This past week was capped off by some new bird sightings and more fast and furious bird feeding activity! Our new bird sightings included the belted kingfisher, a mockingbird, and the first yellow-shafted flicker sighting at our feeder (I caught sight of one in a backyard tree on 18 September 2020 but never feeding).
The bird feeding activity centered on the almighty peanut! I have been incredibly surprised at the fact that tufted titmice are incredibly excited, and perhaps even more so than blue jays, when peanuts are available. The speed with which they grab peanuts, store them, and return to grab another is also surprising. I would imagine the fact that they are smaller than jays allows them to dart in quickly and make their move more seamlessly than the much larger blue jay. Jays have a more lumbering approach and have left our platform feeder spinning as they hurriedly plop down to grab a nut and fly off.
As far as more details on our sightings, this past Sunday my husband spotted a belted kingfisher while birding at the Glenn Thompson Reserve (along the Little Miami River) and waiting for me to finish a 10-mile training run. He was able to take a quick but unfortunately blurry shot but we’ll definitely return to the area to get a better view and see if we can capture a better picture of this interesting looking bird! My husband stated that he first heard something that he had never heard before and went to investigate what was making this noise. The call he heard has been described by some as a “strident, mechanical rattle.”

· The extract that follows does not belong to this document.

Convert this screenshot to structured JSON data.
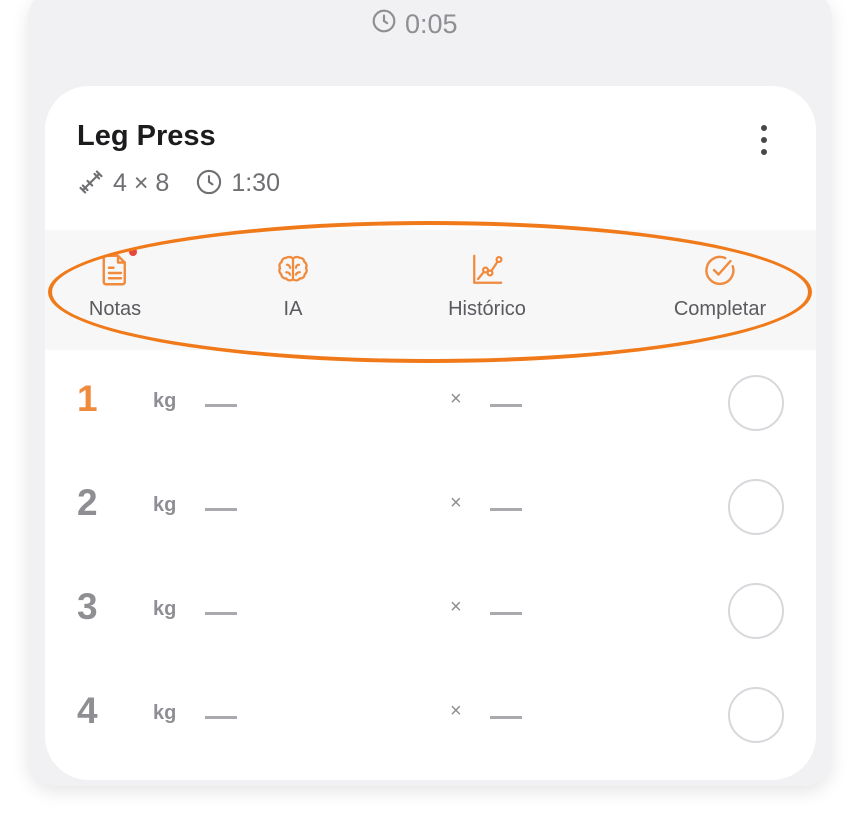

My mockingbird sighting occurred while I was on my run on the Creekside Trail right after I passed Kil-Kate Speedway and Drag Strip. The bird flew across the running path and landed on a branch. I have seen mockingbirds in my parents’ backyard in San Antonio, Texas but this was my first sighting since beginning my birding journey here in Ohio.

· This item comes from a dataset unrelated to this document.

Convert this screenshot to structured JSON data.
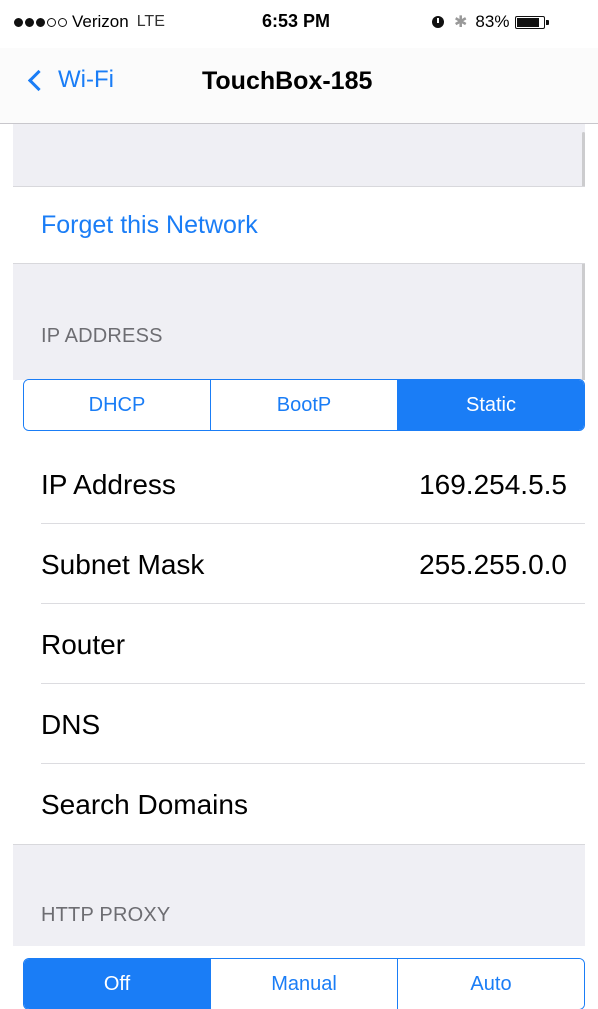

Our yellow-shafted flicker sighting occurred earlier that same morning. My husband had never seen a flicker on our property and I was so excited to see the bird at our front yard feeder that I grabbed my husband’s arm with excitement! I was happy we got to see the flicker together. Unfortunately, the flicker seemed quite skittish and did not even stay long enough to grab any seeds before it flew off.
The bird feeding activity included a tremendous variety of birds to include titmice, cardinals, chickadees, blue jays, Carolina wrens, finches, goldfinches, sparrows, mourning doves, red-bellied woodpeckers, and downy woodpeckers. It is so wonderful to see such a variety of birds sharing the feeder and interesting to see the frenzy that occurs once one birds darts down to grab some sunflower seeds or peanuts and the rest of his or her companions follow suit.
I hope you feel the same way when birds visit your feeder.
Image credit: Laura Y. Ceville @BirdHouseLove